US healthcare reform view from an outsider
I'm sorry, I know I keep talking about things that aren't technology related but something has been bugging me. The stunning US Navy photo above of the USNS Mercy framed with a rainbow might give you an indication on what this post will be about, if you couldn't discern from the title.
I'm not an American, but I speak the same language and use the same Internets so therefore I'm exposed to many of the debates going on over there. One in particular has haunted my thoughts in the last few days even more than the war in Iraq and the debate surrounding healthcare reform, is the fact there's a debate about healthcare reform at all. Honestly, if people see the current system and they think it's not broken, or they don't want the government giving people public healthcare the way they have a public police force and fire departments, perhaps they should seek a mental health professional. If they can afford to, without insurance if they don't have it or in spite of having it because they've been denied.
I could ramble on about the care and treatment my mum had for cancer for over 12 years, or the fact my sister was ill a few weeks ago and all she needed to do was flash her Aussie Medicare card here to get treatment and a prescription, but all I'll do is meekly admit that I thought the whole point of government was to help people, that medical care is a right under the United Nations' Universal Declaration of Human Rights and that ultimately we're discussing whether or not we believe our fellow brothers and sisters should live or die.

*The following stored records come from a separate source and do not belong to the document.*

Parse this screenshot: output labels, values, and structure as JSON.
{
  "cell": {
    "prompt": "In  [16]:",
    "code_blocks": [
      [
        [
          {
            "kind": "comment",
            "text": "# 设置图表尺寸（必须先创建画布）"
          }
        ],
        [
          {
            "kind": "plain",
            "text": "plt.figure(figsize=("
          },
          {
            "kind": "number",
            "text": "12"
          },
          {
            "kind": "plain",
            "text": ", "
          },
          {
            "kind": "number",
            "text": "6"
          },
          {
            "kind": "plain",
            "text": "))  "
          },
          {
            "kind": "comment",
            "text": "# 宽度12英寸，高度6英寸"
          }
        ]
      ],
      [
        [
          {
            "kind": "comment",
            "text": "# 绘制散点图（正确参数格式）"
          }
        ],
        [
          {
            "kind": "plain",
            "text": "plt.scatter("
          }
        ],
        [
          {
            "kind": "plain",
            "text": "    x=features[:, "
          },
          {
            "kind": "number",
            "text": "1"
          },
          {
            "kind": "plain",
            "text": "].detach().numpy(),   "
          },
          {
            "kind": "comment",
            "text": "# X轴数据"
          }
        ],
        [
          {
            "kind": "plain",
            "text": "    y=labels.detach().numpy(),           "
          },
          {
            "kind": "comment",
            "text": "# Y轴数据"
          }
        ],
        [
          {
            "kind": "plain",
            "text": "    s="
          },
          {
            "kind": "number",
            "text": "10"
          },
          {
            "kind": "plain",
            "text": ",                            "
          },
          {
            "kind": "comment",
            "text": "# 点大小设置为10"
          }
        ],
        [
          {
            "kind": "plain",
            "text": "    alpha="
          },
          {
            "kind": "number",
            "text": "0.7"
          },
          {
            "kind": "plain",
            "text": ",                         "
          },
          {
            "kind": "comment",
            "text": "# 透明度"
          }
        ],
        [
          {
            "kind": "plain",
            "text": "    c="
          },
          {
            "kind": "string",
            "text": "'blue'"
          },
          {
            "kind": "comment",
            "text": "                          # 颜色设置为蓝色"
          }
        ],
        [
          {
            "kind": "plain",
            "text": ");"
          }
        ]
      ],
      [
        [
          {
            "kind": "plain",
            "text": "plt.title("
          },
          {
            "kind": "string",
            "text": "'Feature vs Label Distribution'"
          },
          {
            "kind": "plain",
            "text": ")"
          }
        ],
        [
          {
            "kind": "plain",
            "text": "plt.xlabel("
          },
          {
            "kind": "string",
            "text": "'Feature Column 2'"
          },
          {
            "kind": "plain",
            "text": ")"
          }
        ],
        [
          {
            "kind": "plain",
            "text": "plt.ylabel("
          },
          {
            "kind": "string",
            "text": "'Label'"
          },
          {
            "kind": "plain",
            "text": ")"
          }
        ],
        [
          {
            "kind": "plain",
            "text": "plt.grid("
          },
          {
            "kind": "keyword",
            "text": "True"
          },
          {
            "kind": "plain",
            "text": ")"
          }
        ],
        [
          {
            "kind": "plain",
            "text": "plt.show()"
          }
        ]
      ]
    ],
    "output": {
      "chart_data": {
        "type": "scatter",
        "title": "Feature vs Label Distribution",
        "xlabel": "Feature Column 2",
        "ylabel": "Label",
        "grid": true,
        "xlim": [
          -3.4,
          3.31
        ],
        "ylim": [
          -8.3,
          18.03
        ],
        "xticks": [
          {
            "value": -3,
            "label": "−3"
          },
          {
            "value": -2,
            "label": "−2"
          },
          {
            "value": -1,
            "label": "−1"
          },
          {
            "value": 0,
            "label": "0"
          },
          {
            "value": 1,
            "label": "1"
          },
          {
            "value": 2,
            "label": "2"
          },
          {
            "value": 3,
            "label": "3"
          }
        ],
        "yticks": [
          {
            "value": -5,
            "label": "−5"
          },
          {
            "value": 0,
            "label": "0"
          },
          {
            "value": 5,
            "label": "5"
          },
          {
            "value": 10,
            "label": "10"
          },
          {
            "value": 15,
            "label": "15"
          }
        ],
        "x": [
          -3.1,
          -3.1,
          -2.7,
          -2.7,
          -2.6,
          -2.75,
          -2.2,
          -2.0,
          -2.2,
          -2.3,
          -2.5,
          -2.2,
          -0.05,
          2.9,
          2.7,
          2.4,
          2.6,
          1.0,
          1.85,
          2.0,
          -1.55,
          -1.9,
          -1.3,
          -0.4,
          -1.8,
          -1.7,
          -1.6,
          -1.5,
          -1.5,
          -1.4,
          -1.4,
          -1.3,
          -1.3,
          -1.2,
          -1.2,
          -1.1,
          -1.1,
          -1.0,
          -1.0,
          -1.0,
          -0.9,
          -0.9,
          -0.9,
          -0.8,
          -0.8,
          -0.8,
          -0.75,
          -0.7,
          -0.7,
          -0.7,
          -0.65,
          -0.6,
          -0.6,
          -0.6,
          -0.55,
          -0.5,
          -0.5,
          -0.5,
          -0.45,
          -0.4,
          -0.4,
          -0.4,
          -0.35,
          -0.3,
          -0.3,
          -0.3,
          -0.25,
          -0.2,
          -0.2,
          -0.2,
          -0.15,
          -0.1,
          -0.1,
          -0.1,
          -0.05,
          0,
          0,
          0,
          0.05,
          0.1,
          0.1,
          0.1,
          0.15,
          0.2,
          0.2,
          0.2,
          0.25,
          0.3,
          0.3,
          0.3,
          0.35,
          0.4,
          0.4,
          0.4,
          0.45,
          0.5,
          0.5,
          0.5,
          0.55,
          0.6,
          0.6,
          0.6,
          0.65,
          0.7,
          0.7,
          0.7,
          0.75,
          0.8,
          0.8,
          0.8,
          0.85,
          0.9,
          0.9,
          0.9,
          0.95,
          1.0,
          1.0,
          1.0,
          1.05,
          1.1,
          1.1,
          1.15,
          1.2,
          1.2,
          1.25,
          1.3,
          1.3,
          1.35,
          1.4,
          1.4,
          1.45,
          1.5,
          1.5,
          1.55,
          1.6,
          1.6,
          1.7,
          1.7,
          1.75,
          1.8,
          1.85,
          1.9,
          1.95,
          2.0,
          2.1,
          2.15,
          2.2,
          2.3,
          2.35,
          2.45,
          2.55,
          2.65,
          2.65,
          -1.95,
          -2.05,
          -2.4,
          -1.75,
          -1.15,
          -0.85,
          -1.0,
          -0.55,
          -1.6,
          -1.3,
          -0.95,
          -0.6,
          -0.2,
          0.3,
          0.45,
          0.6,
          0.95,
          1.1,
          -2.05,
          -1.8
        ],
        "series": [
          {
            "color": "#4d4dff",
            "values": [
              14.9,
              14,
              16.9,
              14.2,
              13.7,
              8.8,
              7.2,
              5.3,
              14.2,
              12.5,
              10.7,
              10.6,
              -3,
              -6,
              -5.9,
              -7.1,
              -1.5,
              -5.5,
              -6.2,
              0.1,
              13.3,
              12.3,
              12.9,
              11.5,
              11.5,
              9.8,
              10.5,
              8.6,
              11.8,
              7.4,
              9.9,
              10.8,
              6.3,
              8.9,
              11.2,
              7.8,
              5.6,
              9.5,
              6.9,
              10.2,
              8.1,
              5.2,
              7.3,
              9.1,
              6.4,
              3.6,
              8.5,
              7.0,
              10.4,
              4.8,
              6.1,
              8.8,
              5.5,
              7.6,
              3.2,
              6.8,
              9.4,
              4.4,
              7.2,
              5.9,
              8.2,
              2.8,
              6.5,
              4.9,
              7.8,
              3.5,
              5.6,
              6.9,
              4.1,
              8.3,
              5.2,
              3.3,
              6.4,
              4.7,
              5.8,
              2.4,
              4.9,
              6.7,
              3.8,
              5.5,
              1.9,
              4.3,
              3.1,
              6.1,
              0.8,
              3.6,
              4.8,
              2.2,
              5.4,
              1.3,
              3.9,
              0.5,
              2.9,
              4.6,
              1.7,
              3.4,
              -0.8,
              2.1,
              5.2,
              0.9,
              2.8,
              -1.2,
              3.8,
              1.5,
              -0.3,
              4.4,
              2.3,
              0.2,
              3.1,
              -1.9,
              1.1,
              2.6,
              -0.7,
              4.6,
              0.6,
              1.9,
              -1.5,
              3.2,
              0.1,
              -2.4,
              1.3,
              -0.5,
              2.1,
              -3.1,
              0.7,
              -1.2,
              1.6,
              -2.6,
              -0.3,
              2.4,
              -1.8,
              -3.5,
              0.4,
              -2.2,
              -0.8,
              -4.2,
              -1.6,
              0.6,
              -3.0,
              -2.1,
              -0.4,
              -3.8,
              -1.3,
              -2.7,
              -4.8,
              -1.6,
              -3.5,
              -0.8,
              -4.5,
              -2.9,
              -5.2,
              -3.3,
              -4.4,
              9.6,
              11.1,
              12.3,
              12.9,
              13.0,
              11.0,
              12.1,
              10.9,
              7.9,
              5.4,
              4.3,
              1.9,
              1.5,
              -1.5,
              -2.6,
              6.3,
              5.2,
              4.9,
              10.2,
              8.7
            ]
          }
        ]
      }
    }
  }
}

For an issue with so much debate going on, it seems simple enough to me. Again though, I'm not an American so I don't know the details.